## WHAT TO DO
Line count for "name": give the number of lines in the records below that hold it, and nothing else.

|---|

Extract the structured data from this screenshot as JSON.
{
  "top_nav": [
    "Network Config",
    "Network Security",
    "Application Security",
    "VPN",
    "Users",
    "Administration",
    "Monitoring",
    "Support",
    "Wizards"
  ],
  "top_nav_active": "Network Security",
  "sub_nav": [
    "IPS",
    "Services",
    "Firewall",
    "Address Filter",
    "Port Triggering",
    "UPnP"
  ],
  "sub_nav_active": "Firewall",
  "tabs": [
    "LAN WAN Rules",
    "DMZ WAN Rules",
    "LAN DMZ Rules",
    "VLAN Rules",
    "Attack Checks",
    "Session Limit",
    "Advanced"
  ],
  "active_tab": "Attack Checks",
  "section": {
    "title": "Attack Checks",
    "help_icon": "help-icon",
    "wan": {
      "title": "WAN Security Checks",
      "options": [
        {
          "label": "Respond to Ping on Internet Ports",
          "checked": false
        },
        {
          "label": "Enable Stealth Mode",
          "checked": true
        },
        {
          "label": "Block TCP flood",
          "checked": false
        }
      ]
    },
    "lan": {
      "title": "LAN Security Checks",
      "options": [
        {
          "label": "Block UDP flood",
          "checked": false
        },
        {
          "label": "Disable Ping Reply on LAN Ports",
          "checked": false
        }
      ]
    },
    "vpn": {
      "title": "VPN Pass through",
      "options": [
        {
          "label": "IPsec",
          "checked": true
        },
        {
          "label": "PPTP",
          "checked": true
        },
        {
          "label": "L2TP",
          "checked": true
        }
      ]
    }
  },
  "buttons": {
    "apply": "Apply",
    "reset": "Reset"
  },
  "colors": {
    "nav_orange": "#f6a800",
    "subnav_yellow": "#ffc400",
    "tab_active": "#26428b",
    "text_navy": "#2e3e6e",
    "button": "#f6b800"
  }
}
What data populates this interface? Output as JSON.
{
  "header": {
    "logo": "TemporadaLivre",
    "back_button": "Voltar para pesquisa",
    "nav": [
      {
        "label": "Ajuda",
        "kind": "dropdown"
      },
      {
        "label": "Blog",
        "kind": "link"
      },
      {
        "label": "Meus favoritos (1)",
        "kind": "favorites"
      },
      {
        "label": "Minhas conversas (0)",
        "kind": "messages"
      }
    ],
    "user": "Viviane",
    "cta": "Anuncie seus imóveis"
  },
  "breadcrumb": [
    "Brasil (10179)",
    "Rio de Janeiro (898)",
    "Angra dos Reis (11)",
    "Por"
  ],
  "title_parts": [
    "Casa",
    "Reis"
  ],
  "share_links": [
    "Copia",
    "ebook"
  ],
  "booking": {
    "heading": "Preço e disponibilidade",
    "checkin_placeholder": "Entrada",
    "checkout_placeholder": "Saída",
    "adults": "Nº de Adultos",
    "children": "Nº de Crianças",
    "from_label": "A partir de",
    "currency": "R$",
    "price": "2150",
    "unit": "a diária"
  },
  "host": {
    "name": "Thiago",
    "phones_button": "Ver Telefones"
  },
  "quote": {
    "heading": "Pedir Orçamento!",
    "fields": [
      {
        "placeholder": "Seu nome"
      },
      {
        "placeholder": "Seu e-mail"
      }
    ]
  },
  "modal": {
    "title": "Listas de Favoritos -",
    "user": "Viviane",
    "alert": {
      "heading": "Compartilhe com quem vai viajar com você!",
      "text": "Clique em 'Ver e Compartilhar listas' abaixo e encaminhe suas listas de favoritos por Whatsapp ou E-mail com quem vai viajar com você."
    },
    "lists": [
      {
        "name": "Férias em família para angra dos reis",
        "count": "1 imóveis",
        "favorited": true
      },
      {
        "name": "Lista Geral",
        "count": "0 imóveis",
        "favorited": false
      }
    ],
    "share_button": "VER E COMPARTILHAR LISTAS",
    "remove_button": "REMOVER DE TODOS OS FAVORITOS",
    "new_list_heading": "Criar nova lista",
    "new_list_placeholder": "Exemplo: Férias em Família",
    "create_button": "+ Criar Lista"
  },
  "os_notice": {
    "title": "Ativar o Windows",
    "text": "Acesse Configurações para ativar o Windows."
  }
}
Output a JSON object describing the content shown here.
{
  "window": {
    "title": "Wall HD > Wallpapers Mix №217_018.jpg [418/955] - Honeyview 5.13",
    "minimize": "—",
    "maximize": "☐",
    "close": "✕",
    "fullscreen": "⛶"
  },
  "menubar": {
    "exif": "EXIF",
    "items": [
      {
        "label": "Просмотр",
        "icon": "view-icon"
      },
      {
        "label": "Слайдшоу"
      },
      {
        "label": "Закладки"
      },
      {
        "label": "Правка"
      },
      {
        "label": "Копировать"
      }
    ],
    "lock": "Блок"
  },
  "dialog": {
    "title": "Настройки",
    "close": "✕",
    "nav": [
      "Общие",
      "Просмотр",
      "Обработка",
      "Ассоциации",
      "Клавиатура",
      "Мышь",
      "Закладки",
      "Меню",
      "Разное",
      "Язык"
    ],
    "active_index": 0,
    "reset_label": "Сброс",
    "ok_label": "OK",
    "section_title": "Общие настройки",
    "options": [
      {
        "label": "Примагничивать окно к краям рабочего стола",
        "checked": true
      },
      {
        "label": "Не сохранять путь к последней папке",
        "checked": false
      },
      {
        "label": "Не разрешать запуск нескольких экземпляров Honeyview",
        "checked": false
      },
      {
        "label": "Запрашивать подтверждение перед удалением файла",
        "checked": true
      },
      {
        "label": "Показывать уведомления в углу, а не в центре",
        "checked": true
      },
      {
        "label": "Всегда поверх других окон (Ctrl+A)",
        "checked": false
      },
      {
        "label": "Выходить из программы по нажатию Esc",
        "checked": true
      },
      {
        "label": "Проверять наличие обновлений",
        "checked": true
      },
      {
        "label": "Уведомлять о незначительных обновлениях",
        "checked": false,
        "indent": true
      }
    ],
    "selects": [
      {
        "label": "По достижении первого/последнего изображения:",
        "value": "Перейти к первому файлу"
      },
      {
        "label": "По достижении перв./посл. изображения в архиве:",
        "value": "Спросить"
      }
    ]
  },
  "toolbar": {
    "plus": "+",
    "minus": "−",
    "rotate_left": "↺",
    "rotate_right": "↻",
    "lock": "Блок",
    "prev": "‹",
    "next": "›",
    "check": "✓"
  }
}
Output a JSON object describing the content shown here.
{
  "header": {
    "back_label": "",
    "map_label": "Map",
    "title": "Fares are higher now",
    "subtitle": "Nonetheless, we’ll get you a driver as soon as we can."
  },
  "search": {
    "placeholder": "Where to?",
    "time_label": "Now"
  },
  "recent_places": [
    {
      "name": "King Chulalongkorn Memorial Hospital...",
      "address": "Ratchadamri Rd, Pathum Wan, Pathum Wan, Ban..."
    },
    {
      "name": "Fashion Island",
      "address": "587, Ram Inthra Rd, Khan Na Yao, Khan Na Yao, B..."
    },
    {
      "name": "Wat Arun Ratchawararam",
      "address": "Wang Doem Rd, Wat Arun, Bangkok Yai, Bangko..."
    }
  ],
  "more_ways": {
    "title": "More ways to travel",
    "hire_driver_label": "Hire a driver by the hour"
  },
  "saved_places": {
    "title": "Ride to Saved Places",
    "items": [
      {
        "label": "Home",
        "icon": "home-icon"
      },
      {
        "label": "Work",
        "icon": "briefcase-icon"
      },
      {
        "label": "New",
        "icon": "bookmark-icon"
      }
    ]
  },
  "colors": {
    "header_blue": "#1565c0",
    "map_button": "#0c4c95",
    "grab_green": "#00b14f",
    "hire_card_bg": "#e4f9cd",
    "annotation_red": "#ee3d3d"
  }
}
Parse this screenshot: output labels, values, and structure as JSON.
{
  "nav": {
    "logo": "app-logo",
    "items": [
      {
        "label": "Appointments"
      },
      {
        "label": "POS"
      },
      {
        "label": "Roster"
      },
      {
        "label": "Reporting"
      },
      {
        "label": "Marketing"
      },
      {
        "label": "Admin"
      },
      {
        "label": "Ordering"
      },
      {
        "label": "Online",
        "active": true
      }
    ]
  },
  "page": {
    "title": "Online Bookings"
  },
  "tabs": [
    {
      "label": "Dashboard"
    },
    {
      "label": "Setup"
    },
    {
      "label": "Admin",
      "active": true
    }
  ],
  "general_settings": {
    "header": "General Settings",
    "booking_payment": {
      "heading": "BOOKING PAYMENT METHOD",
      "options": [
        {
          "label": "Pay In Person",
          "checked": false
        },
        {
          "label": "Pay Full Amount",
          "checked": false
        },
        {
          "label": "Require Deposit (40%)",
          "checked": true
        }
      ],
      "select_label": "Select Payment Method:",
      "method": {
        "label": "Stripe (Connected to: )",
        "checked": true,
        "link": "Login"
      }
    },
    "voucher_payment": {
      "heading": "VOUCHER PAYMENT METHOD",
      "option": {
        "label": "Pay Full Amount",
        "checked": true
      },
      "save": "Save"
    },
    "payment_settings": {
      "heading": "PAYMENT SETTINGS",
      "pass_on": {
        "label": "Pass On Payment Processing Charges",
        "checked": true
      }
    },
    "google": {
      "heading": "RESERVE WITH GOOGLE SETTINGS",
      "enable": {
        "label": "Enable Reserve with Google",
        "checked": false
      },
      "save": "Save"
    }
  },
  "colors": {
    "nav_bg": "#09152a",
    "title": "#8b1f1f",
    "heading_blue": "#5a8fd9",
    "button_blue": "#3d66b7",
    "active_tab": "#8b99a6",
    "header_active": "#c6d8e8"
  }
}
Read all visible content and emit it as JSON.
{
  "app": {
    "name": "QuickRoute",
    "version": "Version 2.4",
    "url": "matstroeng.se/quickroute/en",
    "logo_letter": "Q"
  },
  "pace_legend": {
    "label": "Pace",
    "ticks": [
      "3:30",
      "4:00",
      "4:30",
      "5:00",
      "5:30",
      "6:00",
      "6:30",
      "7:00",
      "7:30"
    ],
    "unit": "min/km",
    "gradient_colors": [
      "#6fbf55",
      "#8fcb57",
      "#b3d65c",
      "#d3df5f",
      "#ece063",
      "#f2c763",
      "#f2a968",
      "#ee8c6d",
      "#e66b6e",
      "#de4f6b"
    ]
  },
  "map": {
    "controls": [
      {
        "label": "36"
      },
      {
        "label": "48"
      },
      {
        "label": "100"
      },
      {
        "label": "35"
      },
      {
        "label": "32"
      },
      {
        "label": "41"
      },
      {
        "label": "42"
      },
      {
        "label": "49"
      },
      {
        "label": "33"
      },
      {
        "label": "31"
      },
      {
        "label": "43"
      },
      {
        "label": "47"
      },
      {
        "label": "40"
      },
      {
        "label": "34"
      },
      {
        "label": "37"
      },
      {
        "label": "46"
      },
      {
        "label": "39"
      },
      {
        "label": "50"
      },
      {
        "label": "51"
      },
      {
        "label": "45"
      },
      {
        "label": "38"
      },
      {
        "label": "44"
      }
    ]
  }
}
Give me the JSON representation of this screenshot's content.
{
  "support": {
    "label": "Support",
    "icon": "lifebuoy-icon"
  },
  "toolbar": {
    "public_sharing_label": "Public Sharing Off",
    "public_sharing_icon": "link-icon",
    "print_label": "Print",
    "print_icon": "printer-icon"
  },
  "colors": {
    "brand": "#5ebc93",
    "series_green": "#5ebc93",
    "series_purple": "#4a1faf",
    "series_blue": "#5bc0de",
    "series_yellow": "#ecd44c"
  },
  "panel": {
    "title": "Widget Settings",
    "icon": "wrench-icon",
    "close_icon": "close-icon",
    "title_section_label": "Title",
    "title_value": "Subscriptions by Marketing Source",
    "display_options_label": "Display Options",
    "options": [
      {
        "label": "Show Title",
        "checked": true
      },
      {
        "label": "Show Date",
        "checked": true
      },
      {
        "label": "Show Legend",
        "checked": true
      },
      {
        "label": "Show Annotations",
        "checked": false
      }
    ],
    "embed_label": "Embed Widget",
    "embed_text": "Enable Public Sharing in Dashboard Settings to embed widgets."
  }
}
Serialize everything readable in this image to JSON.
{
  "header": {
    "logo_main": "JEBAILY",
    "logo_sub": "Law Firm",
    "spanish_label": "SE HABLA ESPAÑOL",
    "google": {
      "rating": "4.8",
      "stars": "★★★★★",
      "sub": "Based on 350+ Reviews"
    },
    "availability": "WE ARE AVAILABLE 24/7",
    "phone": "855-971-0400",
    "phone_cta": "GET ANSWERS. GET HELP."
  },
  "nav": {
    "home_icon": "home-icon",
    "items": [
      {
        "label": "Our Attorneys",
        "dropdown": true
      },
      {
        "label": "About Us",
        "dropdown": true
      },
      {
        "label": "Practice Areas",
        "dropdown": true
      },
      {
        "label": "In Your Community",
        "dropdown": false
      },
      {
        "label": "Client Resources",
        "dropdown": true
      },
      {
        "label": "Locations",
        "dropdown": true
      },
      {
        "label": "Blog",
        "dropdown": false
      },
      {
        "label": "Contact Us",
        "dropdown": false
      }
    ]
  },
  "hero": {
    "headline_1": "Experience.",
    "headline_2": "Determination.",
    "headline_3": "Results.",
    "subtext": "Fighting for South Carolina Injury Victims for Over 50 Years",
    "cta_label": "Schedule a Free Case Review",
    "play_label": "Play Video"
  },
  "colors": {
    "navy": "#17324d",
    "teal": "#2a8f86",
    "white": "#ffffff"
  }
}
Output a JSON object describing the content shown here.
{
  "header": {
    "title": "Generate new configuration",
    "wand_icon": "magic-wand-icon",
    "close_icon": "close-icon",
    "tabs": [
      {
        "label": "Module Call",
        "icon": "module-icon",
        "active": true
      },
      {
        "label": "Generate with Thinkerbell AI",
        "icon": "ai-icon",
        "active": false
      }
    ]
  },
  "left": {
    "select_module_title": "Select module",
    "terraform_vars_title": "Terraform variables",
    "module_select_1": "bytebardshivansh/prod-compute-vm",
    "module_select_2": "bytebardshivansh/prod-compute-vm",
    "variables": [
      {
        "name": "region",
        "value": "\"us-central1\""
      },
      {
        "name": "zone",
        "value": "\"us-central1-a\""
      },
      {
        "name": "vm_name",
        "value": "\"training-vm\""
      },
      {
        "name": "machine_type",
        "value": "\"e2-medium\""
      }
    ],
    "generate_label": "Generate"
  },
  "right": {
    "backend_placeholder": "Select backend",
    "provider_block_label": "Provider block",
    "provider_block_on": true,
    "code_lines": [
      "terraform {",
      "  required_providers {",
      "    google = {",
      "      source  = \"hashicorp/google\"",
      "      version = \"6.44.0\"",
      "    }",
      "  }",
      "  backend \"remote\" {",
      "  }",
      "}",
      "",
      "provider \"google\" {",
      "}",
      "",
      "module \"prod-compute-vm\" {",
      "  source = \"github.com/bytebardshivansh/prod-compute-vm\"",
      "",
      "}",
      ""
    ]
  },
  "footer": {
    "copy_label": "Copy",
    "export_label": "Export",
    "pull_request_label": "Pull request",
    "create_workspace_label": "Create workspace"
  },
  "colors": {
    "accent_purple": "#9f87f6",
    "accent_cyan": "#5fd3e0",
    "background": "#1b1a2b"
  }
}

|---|

## ANSWER TO THE PROBLEM
11